Acoustic Identification of Individuals within Large Avian Populations: A Case Study of the Brownish-Flanked Bush Warbler, South-Central China
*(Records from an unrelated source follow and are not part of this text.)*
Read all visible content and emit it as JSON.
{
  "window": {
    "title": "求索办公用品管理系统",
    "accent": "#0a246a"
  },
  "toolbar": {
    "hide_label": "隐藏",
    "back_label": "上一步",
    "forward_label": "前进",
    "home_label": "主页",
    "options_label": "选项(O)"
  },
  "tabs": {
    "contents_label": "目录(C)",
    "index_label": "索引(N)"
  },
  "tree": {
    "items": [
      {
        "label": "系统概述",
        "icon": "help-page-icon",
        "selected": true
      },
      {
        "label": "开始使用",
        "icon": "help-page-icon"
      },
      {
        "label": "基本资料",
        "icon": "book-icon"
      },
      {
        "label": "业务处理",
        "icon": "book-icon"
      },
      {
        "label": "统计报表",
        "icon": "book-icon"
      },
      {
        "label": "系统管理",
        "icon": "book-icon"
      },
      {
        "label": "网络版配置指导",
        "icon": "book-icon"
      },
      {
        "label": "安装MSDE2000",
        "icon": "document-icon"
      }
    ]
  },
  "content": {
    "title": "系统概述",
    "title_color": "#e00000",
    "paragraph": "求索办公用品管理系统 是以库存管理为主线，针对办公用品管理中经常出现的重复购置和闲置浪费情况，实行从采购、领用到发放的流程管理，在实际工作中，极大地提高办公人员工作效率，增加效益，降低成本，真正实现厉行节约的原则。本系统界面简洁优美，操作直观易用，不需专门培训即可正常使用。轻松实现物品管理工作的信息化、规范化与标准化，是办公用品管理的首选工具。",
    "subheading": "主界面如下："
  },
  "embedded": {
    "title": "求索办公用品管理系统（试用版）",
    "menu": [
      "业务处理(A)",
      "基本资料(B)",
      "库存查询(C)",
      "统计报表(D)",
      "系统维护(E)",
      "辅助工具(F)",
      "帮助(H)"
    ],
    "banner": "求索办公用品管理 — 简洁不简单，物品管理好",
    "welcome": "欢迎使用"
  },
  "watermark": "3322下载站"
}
Acoustic identification is increasingly being used as a non-invasive method for identifying individuals within avian populations. However, most previous studies have utilized small samples of individuals (<30). The feasibility of using acoustic identification of individuals in larger avian populations has never been seriously tested. In this paper, we assess the feasibility of using distinct acoustic signals to identify individuals in a large avian population (139 colour-banded individuals) of Brownish-flanked Bush Warbler (Cettia fortipes) in the Dongzhai National Nature Reserve, south-central China. Most spectro-temporal variables we measured show greater variation among individuals than within individual. Although there was slight decline in the correct rate of individual identification with increasing sample sizes, the total mean correct rate yielded by discriminant function analysis was satisfactory, with more than 98% of songs correctly recognized to the corresponding individuals. We also found that using a part of randomly selected measured variables was sufficient to obtain a high correct rate of individual identification. We believe that our work will increase confidence in the use of using acoustic recognition techniques for avian population monitoring programs.